>>> that the work of the group was intended to be **based on RDF** -- not
>>> "inspired by RDF" or "similar to RDF" or "addressing the same goals
>>> as RDF".   In other words, the LD working group should define a
>>> JSON-based "RDF serialization syntax", as the charter calls it.
>>> Can the group achieve both of these aims?  I think so.  And I think
>>> one way to achieve it would be to define a normative mapping between
>>> the JSON syntax and the RDF abstract syntax, by using skolemization
>>> in places where prohibited blank nodes would otherwise appear, such
>>> as in the predicate position of an RDF triple.
>>> Specific suggestions:
>>> 1. Insert "based on RDF" to the definition of Linked Data, as
>>> explained above.
>>> 2. Define a *normative* bi-directional mapping of a JSON profile to
>>> and from the RDF abstract syntax, so that the JSON profile *is* a
>>> serialization of RDF, and is fully grounded in the RDF data model and
>>> semantics.
>>> 3. Use skolemized URIs in the normative mapping to prevent mapping
>>> JSON syntax to illegal RDF.
>>> 4. Make editorial changes to avoid implying that JSON-LD is not RDF.
>>> For example, change "Convert to RDF" to "Convert to Turtle" or
>>> perhaps "Convert to RDF Abstract Syntax".
>>> 5. Define normative names for, and clearly differentiate between, the
>>> JSON serialization of RDF and JSON-LD, such that JSON-LD *is* a JSON
>>> serialization of RDF, with additional constraints for Linked Data
>>> (such as URIs use "http:" prefix, etc.).  They do not necessarily
>>> have to be defined in two separate documents.  They could be defined
>>> in a single document called "JSON-RDF and JSON-LD", for example.
>>> People that use the JSON RDF serialization for purposes other than
>>> Linked Data need to be able to easily and clearly talk about that
>>> serialization *without* wrongly implying adherence to the additional
>>> Linked Data requirements imposed by JSON-LD, and *without* having to
>>> explain that those requirements can be ignored in this case.
>>> If there is one thing we all should have learned from the Semantic
>>> Web, it is the value of assigning an unambiguous name to every
>>> important concept.  A JSON serialization of RDF is a *very* important
>>> concept and deserves its own unambiguous name, distinct from JSON-LD.
>>> BTW, regarding the name "JSON-RDF", when I first read your response at
>>> saying "We couldn't use JSON-RDF because a variation on the name was
>>> already taken", I assumed you meant that RDF/JSON was a defunct
>>> proposal, and I was going to suggest that if it is defunct, then
>>> there would be little harm in noting it as defunct, and using the
>>> term "JSON-RDF".  But when I view the RDF/JSON document now at
>>> I see it is dated "24 April 2013" and it says that is is a product of

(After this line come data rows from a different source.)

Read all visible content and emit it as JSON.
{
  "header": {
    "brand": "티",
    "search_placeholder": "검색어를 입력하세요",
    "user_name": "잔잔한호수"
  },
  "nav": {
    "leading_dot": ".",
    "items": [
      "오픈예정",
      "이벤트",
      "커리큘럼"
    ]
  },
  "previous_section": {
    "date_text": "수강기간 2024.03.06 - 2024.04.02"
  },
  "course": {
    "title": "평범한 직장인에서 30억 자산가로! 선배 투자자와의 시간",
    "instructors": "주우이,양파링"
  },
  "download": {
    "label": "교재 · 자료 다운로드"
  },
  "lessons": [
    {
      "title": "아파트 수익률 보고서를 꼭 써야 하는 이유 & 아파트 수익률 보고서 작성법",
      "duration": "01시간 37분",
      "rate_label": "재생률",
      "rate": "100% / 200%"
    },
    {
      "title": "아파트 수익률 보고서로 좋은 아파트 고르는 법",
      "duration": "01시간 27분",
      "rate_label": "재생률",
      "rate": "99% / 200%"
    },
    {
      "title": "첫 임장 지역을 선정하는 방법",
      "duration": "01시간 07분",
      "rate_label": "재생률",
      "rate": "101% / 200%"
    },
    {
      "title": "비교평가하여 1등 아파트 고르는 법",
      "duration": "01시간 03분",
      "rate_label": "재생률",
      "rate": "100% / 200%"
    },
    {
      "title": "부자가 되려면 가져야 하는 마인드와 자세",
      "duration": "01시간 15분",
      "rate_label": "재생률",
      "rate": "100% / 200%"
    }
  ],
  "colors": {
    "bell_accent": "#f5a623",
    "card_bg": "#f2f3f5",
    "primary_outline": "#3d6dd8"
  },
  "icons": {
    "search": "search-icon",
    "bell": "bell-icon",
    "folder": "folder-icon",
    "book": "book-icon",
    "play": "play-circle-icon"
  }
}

>>> the RDF working group.  So what's going on?  Why is the W3C
>>> standardizing *two* potential JSON serializations of RDF?  How are
>>> they related or different?  If this is a W3C activity then these
>>> activities should be coordinated, *one* should be picked -- that's
>>> what standards are for -- and the name JSON-RDF can be used for that
>>> one.
>>> 6. Some small editorial fixes:
>>> "Since JSON-LD is 100% compatible with JSON" would be better phrased
>>> as "Since JSON-LD is a restricted form of JSON", because saying that
>>> JSON-LD is compatible with JSON wrongly suggests that JSON-LD is
>>> *not* JSON, when in fact it is.
>>> s/secrete agents/secret agents/
>>> Thanks,
>>> David Booth

Received on Monday, 29 April 2013 02:31:15 UTC